Three years later, the picture is more complicated. Republican President and former oil man George W. Bush has never vocally supported the sale but never ruled it out either. A White House energy blueprint does not directly support Lease Sale 181 but alludes to it by directing the Interior Secretary to "continue OCS oil and gas leasing and approval of exploration and development plans on predictable schedules."
Industry officials say the White House, led by Vice-Pres. Dick Cheney, aggressively lobbied House Committee on Appropriations Chairman Bill Young (R-Fla.) to allow the sale to proceed under the spending bill. Young kept provisions to postpone the sale out of the bill in committee but was unable to dissuade other members of the Florida delegation from pursuing deferral on the House floor.
Meanwhile, the president's brother, Florida Gov. Jeb Bush (R), is running for reelection. He has voiced opposition to eastern gulf drilling despite MMS concessions regarding environmental concerns.
Industry officials said the Sale 181 vote was not a complete surprise given the controversial nature of the sale. Last spring oil industry supporters on Capitol Hill said they expected the Florida delegation to seek a legislative rider during the appropriations process (OGJ Online, Apr. 3, 2001).
The appropriations bill now goes to the Senate, where it could be further amended. One promising point for industry is the fact that the new chairman of the Democratic-controlled Committee on Appropriations, Robert Byrd (D-W.Va.), has opposed legislative riders and may oppose the Sale 181 provision.
However, industry lobbyists say it is too soon in the process to predict what will be in the bill that goes to President Bush's desk. It is also uncertain whether he would veto the bill if the Senate decides to keep the Sale 181 amendment.
The lease sale was one of several amendments to the Interior bill that could have a negative impact on industry.
The House approved an amendment by Rep. Nick Rahall (D-W.Va). that would bar the White House from allowing new oil and gas drilling within national monuments.
And it agreed to an amendment by Rep. Carolyn Maloney (D-NY) that would limit MMS's ability to accept royalty in-kind oil and gas for production on federal leases, instead of the usual cash payments.
Industry maintains that a year-old MMS royalty rule ties prices to a market benchmark and inflates the prices because industry is required to pay some marketing costs.
Under the amendment, MMS would have to show using RIK could earn the federal government at least the same revenues as under the royalty in-cash rule.
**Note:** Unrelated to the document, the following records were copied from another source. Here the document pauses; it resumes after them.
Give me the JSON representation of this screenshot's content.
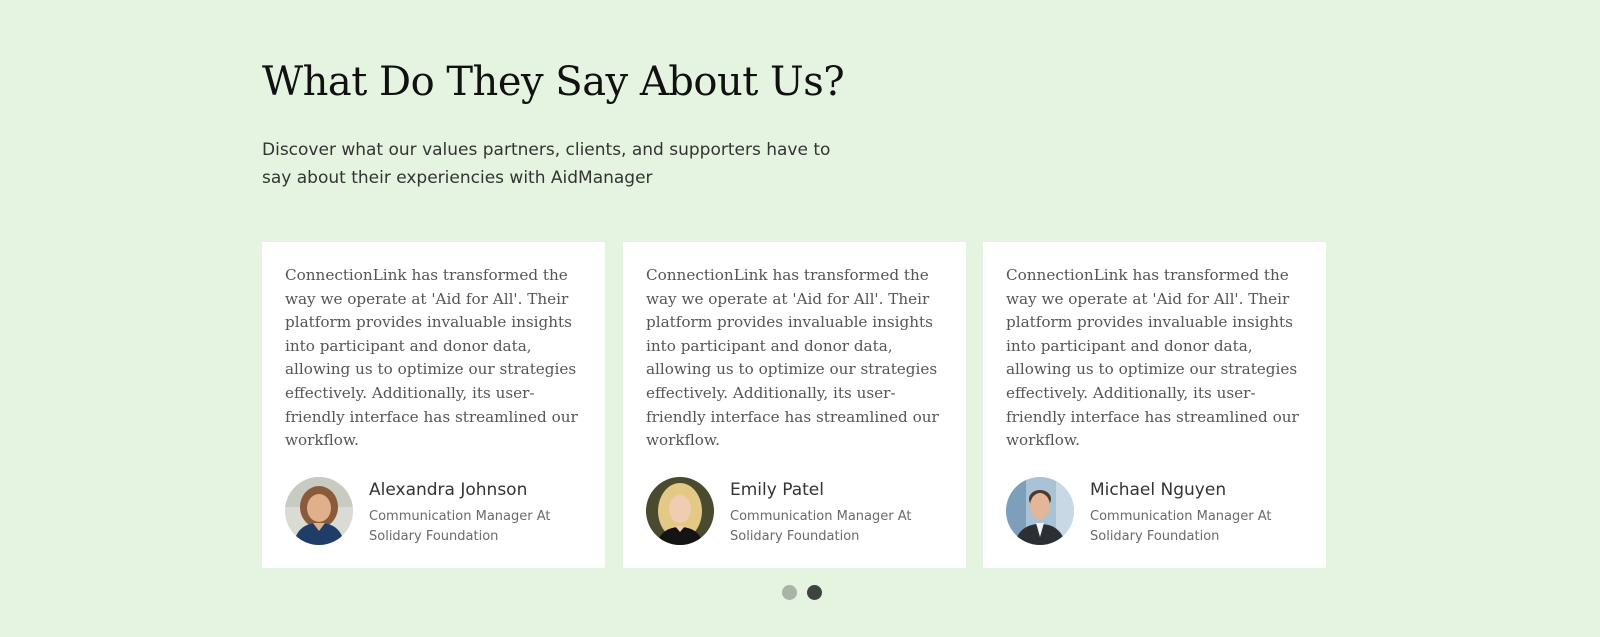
{
  "section": {
    "title": "What Do They Say About Us?",
    "subtitle": "Discover what our values partners, clients, and supporters have to say about their experiencies with AidManager"
  },
  "testimonials": [
    {
      "quote": "ConnectionLink has transformed the way we operate at 'Aid for All'. Their platform provides invaluable insights into participant and donor data, allowing us to optimize our strategies effectively. Additionally, its user-friendly interface has streamlined our workflow.",
      "name": "Alexandra Johnson",
      "role": "Communication Manager At Solidary Foundation",
      "avatar_icon": "avatar-photo"
    },
    {
      "quote": "ConnectionLink has transformed the way we operate at 'Aid for All'. Their platform provides invaluable insights into participant and donor data, allowing us to optimize our strategies effectively. Additionally, its user-friendly interface has streamlined our workflow.",
      "name": "Emily Patel",
      "role": "Communication Manager At Solidary Foundation",
      "avatar_icon": "avatar-photo"
    },
    {
      "quote": "ConnectionLink has transformed the way we operate at 'Aid for All'. Their platform provides invaluable insights into participant and donor data, allowing us to optimize our strategies effectively. Additionally, its user-friendly interface has streamlined our workflow.",
      "name": "Michael Nguyen",
      "role": "Communication Manager At Solidary Foundation",
      "avatar_icon": "avatar-photo"
    }
  ],
  "carousel": {
    "pages": 2,
    "active_page": 2
  },
  "colors": {
    "background": "#e5f4e0",
    "card": "#ffffff",
    "dot_inactive": "#a9b3a8",
    "dot_active": "#3c443c"
  }
}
Industry and some House Republicans have proposed expanding RIK to all federal leases to reduce pricing disputes between producers and government.
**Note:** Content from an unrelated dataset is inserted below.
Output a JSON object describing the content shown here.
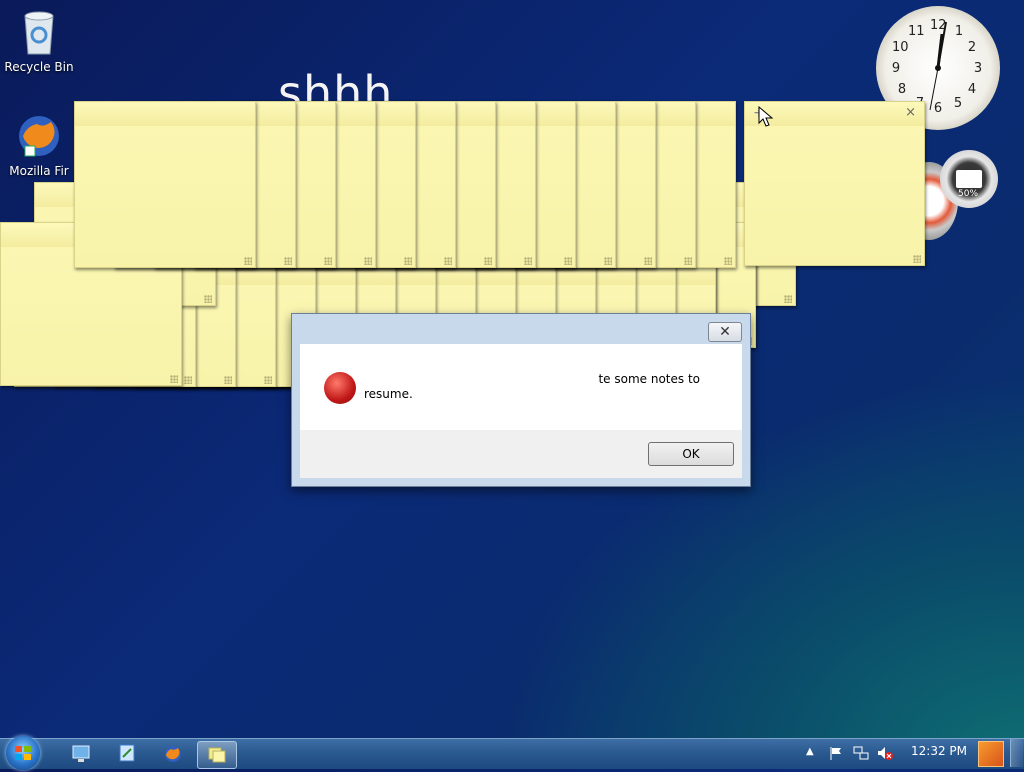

But some Senate Republicans, including Craig Thomas of Wyoming, are unconvinced RIK is the answer. "I'm not sure the government should be in the business of selling oil," he recently said at a press briefing.
MMS said recent RIK pilot programs have been successful and it may expand them on a case-by-case basis. RIK opponents maintain that some of those pilot programs compared RIK to an outdated royalty collection system using company-posted prices that were too low.
Other parts of the Interior appropriations bill were unchanged from the committee version.
The bill would allot $56 million to DOE's fossil energy program for oil research and development, a $26 million increase from the White House's request, and $1 million above the 2001 fiscal year funds. For gas R&D, $40 million is earmarked, $19 million over the White House request but $5 million below last year's spending levels (OGJ Online, June 7, 2001).
Contact Maureen Lorenzetti at firstname.lastname@example.org